++++ AVAILABLE DATA ++++

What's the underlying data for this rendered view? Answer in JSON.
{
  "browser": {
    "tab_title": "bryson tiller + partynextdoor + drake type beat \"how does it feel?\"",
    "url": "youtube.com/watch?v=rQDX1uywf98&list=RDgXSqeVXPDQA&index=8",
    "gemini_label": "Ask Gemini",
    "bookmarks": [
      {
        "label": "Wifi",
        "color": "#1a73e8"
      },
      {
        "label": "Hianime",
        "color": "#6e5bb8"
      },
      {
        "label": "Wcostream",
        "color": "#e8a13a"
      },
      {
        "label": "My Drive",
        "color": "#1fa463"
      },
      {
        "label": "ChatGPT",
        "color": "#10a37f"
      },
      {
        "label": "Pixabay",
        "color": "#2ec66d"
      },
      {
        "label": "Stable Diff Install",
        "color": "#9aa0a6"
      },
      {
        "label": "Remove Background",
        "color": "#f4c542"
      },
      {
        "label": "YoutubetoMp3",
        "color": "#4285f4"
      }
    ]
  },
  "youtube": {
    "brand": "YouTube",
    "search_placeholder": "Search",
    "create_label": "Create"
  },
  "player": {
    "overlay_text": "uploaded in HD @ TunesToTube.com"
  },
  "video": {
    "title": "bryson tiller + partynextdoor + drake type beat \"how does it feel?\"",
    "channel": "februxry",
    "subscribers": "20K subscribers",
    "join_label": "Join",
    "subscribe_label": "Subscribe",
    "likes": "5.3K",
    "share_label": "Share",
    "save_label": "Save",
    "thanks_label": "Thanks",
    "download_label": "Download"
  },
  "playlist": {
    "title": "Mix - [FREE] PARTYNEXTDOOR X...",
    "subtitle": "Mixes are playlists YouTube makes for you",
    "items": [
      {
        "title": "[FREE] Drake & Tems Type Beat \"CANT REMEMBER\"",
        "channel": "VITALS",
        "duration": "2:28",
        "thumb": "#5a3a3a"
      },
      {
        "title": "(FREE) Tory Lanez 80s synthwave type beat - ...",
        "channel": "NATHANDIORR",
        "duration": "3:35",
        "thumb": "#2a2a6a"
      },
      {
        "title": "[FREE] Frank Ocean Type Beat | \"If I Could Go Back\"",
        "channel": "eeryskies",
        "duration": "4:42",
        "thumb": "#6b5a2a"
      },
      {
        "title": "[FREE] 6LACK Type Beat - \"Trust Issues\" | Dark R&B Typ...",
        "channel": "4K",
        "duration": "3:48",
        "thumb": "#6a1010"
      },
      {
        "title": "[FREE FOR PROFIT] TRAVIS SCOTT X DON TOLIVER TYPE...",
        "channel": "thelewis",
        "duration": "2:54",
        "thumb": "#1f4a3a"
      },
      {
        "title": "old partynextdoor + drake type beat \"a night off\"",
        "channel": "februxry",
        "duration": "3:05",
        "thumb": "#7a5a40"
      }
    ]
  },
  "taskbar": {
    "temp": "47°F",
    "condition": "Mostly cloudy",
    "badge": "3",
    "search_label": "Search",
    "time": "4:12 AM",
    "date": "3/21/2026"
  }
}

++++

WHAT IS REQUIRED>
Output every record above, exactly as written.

EXERCISE RESPONSE>
What's the underlying data for this rendered view? Answer in JSON.
{
  "browser": {
    "tab_title": "bryson tiller + partynextdoor + drake type beat \"how does it feel?\"",
    "url": "youtube.com/watch?v=rQDX1uywf98&list=RDgXSqeVXPDQA&index=8",
    "gemini_label": "Ask Gemini",
    "bookmarks": [
      {
        "label": "Wifi",
        "color": "#1a73e8"
      },
      {
        "label": "Hianime",
        "color": "#6e5bb8"
      },
      {
        "label": "Wcostream",
        "color": "#e8a13a"
      },
      {
        "label": "My Drive",
        "color": "#1fa463"
      },
      {
        "label": "ChatGPT",
        "color": "#10a37f"
      },
      {
        "label": "Pixabay",
        "color": "#2ec66d"
      },
      {
        "label": "Stable Diff Install",
        "color": "#9aa0a6"
      },
      {
        "label": "Remove Background",
        "color": "#f4c542"
      },
      {
        "label": "YoutubetoMp3",
        "color": "#4285f4"
      }
    ]
  },
  "youtube": {
    "brand": "YouTube",
    "search_placeholder": "Search",
    "create_label": "Create"
  },
  "player": {
    "overlay_text": "uploaded in HD @ TunesToTube.com"
  },
  "video": {
    "title": "bryson tiller + partynextdoor + drake type beat \"how does it feel?\"",
    "channel": "februxry",
    "subscribers": "20K subscribers",
    "join_label": "Join",
    "subscribe_label": "Subscribe",
    "likes": "5.3K",
    "share_label": "Share",
    "save_label": "Save",
    "thanks_label": "Thanks",
    "download_label": "Download"
  },
  "playlist": {
    "title": "Mix - [FREE] PARTYNEXTDOOR X...",
    "subtitle": "Mixes are playlists YouTube makes for you",
    "items": [
      {
        "title": "[FREE] Drake & Tems Type Beat \"CANT REMEMBER\"",
        "channel": "VITALS",
        "duration": "2:28",
        "thumb": "#5a3a3a"
      },
      {
        "title": "(FREE) Tory Lanez 80s synthwave type beat - ...",
        "channel": "NATHANDIORR",
        "duration": "3:35",
        "thumb": "#2a2a6a"
      },
      {
        "title": "[FREE] Frank Ocean Type Beat | \"If I Could Go Back\"",
        "channel": "eeryskies",
        "duration": "4:42",
        "thumb": "#6b5a2a"
      },
      {
        "title": "[FREE] 6LACK Type Beat - \"Trust Issues\" | Dark R&B Typ...",
        "channel": "4K",
        "duration": "3:48",
        "thumb": "#6a1010"
      },
      {
        "title": "[FREE FOR PROFIT] TRAVIS SCOTT X DON TOLIVER TYPE...",
        "channel": "thelewis",
        "duration": "2:54",
        "thumb": "#1f4a3a"
      },
      {
        "title": "old partynextdoor + drake type beat \"a night off\"",
        "channel": "februxry",
        "duration": "3:05",
        "thumb": "#7a5a40"
      }
    ]
  },
  "taskbar": {
    "temp": "47°F",
    "condition": "Mostly cloudy",
    "badge": "3",
    "search_label": "Search",
    "time": "4:12 AM",
    "date": "3/21/2026"
  }
}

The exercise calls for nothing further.